-Building: The Domestic Collapse – A Perspex installation built at a scale that relates to a human body. It is both an architectural translation of the spatial-temporal information collapsed in the drawing (Your) My Bedroom, as well as an extension of – as a viewing device towards and away from – its Blue Pencil marks on paper. When viewed through its bends, folds, apertures, nooks, and crevices, the Blue Drawing reflects and morphs its forms onto its Perspex planes.

-Projection: Tracing the Collapse – A Perspex model projected into photogrammetric imagery. Developing a means to translate building into drawing via recording the trace in pigmented line. The plan, section, elevation, axonometric, and perspective are defined beyond their Cartesian convention into a performative activity. The projected results are traced into drawings both measurable and open to interpretation.


Critic's Text

Perplexing Artifacts: Towards a Fusion of Art and Architectural Creative Practice is essentially a discovery research project that explores that muddy middle ground that exists between the practices of architectural drawing and art.

To create clear boundaries to the scope of work for such a wide study, all drawings are deliberately analogue, all drawings use the same media (blue pencil) and a specific era of western art has been studied. Through historical analysis of analytical cubism and the affects of then-current technology (the camera) on art thinking, parallels are drawn to contemporary methods of drawing and representation. Main sources are Ernst Gombrich and Robin Evans.

The thesis presents the three-part final project first (Drawing / Building / Projection), followed by the series of drawing experiments and explorations that led to the final installation.

The Drawing in the final presentation (Your) My Bedroom is revealed as an architectural drawing of several types: site drawing, concept drawing, design development drawing, and in-situ drawing. (Your) My Bedroom collapsed time and space in the manner of analytical cubism, becoming a document of the author’s bedroom located in Queenstown and therefore recorded at several times as a site measure and often from memory. This became the ‘blueprint’ for the Building component of the installation, The Domestic Collapse, a Perspex 1:1 viewing device for, and extension of, the drawing. To explore the production of measured drawings, and in respect of the main architectural drawing language of plans, sections and elevations, projections of the 1:10 Building model were traced for the third component. (Projection: Tracing the Collapse.) Questions about methods of description and prescription have been raised throughout these translations of the same spatial condition.

The second section examines a huge production of work through several series of representation experiments, each recorded and analysed. Findings from these series of works have informed the installation, and lead to a conclusion which finds possibilities for the author in process techniques for their future practice. The research focuses on architectural drawing types that are not representational or predetermined, but are instead self-referential, more common to art practice.
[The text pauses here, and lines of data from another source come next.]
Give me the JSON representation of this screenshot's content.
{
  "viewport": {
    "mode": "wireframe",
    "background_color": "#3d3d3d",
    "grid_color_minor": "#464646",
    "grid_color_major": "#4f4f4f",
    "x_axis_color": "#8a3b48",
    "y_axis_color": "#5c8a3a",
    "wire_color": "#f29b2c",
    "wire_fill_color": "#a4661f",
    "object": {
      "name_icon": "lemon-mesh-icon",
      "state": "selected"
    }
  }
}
Such drawings can be valuable to architectural design processes as a delaying strategy, allowing qualities in the design to be considered in a non-objective manner, and to strengthen the relationship between drawing and making, art thinking and architectural production.
-Lynda Simmons, supervisor